TALF Could Help Counter the COVID-19 Impact On CMBS/RMBS

We explain the Federal Reserve’s new TALF program in addition to discussing the TALF lending parameters that were set up for CMBS in 2009. It is possible the Federal Reserve is still evaluating CMBS TALF, and our results that show no senior bond losses may be helpful in demonstrating that the senior classes can safely be financed. Given that the CMBS and RMBS markets are currently frozen, we expect that financing of their senior classes would let other credit participants look at the remainder of the credit stack which could be key in restarting these mortgage markets.

Non-QM RMBS Primer

This report provides a history of how the Non-QM mortgage market has developed. We find that post-crisis rules and underwriting processes are creating high quality Non-QM collateral that prepays quickly as borrowers improve their circumstances. Rating Agencies evaluate these loans using the 2007-2011 housing recession experience, creating relatively high credit enhancement (CE). To consider Non-QM RMBS credit risk, we ran crisis-like sensitivity analyses, but found prepayment speeds outweighed default risks. The bond structure and short expected lives makes the AAA spreads attractive, but a relatively flat credit curve suggests investors are betting on prepayments and upgrades.

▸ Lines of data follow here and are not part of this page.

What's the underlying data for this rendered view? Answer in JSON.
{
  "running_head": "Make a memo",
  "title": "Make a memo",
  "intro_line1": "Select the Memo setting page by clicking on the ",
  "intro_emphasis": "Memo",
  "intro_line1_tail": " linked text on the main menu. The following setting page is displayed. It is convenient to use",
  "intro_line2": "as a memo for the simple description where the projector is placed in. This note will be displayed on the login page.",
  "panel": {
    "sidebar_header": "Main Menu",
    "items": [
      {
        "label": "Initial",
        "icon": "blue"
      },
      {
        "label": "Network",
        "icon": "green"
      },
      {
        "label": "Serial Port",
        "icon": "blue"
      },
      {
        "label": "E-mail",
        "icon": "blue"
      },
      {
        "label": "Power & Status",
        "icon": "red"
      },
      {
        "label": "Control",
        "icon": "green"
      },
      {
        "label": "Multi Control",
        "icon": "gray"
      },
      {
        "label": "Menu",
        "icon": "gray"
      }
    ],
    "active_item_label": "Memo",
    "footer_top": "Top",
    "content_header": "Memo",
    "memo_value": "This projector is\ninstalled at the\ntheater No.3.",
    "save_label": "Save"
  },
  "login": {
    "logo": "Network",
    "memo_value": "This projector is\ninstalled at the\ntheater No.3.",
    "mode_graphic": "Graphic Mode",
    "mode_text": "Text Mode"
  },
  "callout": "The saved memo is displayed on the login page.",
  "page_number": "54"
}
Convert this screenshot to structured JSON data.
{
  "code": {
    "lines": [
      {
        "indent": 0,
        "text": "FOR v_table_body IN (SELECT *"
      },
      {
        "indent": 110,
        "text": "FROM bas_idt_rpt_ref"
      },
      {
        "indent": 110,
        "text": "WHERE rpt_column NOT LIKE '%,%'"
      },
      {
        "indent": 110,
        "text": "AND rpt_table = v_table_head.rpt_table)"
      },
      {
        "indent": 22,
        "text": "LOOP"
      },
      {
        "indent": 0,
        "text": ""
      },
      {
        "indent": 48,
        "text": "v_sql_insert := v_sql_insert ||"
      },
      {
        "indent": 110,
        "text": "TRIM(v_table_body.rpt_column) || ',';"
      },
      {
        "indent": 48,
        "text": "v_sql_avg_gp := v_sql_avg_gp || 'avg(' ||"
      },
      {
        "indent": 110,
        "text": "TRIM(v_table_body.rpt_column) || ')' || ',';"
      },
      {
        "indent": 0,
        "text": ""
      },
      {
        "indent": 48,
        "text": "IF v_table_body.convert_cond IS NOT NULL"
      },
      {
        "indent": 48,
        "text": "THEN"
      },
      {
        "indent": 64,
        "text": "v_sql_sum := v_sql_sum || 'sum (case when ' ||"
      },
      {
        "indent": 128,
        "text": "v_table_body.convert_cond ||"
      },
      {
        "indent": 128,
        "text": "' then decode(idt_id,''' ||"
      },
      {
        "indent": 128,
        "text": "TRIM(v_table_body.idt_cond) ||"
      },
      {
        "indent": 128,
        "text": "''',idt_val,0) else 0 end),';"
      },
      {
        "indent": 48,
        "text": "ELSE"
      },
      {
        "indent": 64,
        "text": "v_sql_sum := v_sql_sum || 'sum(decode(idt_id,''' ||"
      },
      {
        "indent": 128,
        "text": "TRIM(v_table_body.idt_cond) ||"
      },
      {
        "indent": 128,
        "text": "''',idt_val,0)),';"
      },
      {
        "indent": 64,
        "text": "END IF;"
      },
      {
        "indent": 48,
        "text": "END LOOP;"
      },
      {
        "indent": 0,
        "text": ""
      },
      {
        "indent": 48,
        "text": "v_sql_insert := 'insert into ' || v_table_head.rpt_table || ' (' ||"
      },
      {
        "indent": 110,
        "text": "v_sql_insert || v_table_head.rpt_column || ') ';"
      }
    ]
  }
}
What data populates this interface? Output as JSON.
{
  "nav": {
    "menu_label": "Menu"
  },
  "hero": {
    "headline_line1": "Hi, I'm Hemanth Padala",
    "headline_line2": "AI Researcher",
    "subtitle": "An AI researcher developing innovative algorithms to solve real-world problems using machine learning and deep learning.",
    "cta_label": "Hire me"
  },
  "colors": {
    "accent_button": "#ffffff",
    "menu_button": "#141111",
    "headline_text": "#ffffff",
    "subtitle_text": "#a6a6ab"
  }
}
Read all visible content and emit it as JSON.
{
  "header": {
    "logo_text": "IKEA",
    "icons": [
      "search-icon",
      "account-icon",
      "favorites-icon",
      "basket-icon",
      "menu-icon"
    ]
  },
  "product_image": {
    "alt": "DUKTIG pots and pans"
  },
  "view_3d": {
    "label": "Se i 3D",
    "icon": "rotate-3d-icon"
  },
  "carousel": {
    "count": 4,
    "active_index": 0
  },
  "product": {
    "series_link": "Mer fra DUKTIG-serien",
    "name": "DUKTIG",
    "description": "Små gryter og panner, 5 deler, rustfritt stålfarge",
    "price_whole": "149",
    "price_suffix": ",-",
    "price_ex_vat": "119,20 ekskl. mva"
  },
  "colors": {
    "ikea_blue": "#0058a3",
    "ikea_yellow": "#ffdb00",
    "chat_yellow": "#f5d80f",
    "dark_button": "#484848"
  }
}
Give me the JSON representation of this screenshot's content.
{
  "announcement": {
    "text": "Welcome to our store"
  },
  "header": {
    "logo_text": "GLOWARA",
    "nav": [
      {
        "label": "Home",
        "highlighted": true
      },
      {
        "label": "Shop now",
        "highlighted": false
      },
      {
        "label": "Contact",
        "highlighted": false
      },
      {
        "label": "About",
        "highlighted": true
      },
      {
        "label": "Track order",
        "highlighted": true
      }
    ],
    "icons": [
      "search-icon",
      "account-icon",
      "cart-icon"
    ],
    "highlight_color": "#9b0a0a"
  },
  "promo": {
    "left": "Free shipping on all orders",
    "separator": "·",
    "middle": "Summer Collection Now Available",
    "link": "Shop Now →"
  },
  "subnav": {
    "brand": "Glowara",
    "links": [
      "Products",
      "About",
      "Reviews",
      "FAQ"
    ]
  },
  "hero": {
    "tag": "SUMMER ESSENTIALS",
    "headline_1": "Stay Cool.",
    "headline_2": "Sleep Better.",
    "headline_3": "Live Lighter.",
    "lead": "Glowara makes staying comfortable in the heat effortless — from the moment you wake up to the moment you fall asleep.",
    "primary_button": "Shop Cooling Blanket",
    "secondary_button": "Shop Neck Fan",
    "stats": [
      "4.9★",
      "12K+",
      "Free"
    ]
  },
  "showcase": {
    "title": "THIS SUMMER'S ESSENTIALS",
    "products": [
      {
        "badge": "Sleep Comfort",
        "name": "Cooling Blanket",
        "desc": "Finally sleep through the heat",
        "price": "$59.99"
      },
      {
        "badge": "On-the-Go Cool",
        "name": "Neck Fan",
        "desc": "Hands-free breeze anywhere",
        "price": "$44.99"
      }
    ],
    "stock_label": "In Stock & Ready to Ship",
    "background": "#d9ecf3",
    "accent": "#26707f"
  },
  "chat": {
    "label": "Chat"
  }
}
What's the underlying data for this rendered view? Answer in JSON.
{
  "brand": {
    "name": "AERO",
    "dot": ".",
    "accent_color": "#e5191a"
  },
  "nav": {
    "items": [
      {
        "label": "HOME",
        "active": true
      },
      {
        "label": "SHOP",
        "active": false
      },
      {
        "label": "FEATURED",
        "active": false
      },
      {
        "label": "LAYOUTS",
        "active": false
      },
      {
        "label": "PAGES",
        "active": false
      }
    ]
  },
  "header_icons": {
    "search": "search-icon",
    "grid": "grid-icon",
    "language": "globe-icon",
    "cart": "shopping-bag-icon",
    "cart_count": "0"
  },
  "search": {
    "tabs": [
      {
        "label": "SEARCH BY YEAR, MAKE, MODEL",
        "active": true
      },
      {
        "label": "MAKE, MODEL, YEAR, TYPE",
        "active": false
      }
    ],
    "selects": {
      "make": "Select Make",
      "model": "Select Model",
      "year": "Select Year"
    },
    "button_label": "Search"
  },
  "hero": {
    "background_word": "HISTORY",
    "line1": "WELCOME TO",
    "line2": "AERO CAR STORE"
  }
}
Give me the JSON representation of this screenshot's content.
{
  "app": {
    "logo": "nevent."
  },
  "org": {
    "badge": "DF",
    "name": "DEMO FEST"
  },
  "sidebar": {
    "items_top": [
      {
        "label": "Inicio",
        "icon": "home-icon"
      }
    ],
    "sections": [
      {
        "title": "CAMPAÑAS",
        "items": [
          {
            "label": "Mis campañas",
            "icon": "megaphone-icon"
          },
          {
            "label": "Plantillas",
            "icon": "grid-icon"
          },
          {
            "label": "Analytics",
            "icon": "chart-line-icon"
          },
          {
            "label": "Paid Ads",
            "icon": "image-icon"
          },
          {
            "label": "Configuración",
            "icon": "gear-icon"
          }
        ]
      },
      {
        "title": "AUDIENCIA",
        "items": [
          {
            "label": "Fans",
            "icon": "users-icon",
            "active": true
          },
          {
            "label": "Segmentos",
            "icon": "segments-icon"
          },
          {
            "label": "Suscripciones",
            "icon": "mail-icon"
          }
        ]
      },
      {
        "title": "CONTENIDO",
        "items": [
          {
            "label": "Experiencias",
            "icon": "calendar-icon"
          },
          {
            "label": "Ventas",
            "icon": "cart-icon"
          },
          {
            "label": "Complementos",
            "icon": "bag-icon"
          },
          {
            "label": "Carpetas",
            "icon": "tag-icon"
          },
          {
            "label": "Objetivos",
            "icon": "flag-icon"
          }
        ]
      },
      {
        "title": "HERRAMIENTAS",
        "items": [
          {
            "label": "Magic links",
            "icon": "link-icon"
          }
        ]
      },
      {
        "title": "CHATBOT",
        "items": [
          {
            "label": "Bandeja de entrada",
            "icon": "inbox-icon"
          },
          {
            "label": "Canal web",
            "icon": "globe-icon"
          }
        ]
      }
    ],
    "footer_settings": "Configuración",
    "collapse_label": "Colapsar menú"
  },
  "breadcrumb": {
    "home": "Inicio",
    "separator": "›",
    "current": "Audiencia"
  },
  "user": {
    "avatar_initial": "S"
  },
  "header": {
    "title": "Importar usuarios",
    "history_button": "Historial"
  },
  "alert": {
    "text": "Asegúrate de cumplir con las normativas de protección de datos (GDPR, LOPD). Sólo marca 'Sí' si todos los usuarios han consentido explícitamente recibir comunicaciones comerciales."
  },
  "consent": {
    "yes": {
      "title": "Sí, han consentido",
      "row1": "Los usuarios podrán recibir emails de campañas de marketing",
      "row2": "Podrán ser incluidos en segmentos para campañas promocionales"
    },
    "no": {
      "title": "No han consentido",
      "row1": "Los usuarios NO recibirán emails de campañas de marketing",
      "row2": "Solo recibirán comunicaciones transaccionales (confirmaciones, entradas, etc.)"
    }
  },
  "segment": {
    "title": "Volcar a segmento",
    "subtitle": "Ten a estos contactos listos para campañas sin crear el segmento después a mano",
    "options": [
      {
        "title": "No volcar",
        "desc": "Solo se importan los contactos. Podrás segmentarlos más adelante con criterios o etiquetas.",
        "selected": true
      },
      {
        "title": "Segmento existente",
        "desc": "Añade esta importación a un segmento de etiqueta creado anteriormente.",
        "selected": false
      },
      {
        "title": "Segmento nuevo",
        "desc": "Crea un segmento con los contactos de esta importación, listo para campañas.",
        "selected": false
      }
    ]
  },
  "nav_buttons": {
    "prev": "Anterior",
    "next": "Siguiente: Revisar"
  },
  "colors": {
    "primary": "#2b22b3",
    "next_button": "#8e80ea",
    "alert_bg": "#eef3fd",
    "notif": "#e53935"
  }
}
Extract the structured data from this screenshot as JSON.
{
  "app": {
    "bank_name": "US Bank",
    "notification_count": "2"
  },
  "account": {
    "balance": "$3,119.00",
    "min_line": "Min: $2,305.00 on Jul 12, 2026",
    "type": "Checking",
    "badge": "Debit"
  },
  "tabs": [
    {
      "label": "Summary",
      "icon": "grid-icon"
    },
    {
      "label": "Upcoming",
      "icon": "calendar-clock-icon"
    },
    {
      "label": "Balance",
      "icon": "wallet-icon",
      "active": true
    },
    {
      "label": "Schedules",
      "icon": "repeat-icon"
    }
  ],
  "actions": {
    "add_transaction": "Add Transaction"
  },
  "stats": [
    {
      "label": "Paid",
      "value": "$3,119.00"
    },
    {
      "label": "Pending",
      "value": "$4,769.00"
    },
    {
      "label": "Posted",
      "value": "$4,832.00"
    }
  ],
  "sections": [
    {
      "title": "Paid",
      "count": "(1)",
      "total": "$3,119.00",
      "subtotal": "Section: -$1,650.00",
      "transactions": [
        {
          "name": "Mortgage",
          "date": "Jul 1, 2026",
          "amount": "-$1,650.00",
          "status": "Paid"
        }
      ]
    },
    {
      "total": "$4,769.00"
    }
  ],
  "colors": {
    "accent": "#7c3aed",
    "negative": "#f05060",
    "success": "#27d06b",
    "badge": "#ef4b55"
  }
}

CLOs – Diverse Managed Leveraged Loan Portfolios Structured To Withstand Crisis
Leveraged loans have funded significant business growth, in turn generating a greater number of lower rated loans with weaker covenants. In a recession, those leverage levels and weaker covenants could create defaults and losses exceeding historical experience. To consider that greater risk, this paper discusses recent leveraged loan trends and in Exhibit 11 explains how the CLO structure may contain this risk. We further stress several recent CLOs using a very severe recession stress and find the CLO structure quickly redirects excess coupon, limiting potential losses to the CLO equity and in the most severe case to some of the lower bond classes. Our severe sensitivity analysis demonstrates that subordinate CLO credit bonds likely face more downgrade risk than loss risk in an economic downturn. This paper helps investors understand how the CLO structure can absorb loan defaults and provide stable credit performance in an uncertain economy.
CRE CLOs = Less Stable Collateral than CMBS, But Structure Provides Stability and Value
This paper reviews current CRE CLO structures, market conditions, and finds that the senior A classes are well protected for most any economic downturn. Exhibit 2 provides a visual summary of how the CRE CLO structure works to limit senior class credit risk. Nonetheless, the transitional nature of the loan collateral suggests that an economic slowdown could cause loans to struggle to fulfill their improvement plans at a time when loan refinancing liquidity would be reduced. This creates economic extension and loss risk in the mezzanine investment grade classes.

In reviewing CRE CLO pricing spreads we find the senior class has fairly consistent basis to floating-rate AAA CMBS SASB spreads. In contrast, subordinate BBB class spreads can vary significantly based upon perceived credit risks. This paper is intended to provide a broad description of the sector for investors and concludes that careful credit evaluation is required to purchase junior investment grade classes.